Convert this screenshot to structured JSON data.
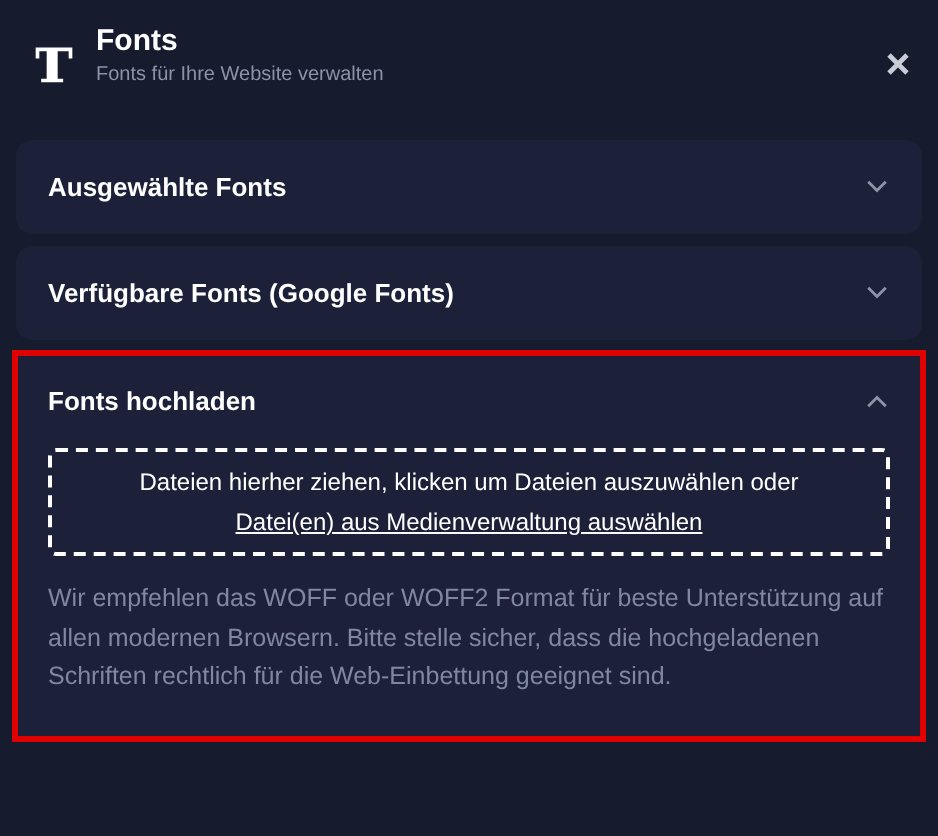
{
  "header": {
    "title": "Fonts",
    "subtitle": "Fonts für Ihre Website verwalten"
  },
  "sections": [
    {
      "title": "Ausgewählte Fonts",
      "expanded": false,
      "highlighted": false
    },
    {
      "title": "Verfügbare Fonts (Google Fonts)",
      "expanded": false,
      "highlighted": false
    },
    {
      "title": "Fonts hochladen",
      "expanded": true,
      "highlighted": true,
      "dropzone": {
        "text": "Dateien hierher ziehen, klicken um Dateien auszuwählen oder",
        "link": "Datei(en) aus Medienverwaltung auswählen"
      },
      "note": "Wir empfehlen das WOFF oder WOFF2 Format für beste Unterstützung auf allen modernen Browsern. Bitte stelle sicher, dass die hochgeladenen Schriften rechtlich für die Web-Einbettung geeignet sind."
    }
  ]
}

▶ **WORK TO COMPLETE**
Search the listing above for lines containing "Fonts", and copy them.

▶ **RESPONSE TO THE TASK**
    "title": "Fonts",
    "subtitle": "Fonts für Ihre Website verwalten"
      "title": "Ausgewählte Fonts",
      "title": "Verfügbare Fonts (Google Fonts)",
      "title": "Fonts hochladen",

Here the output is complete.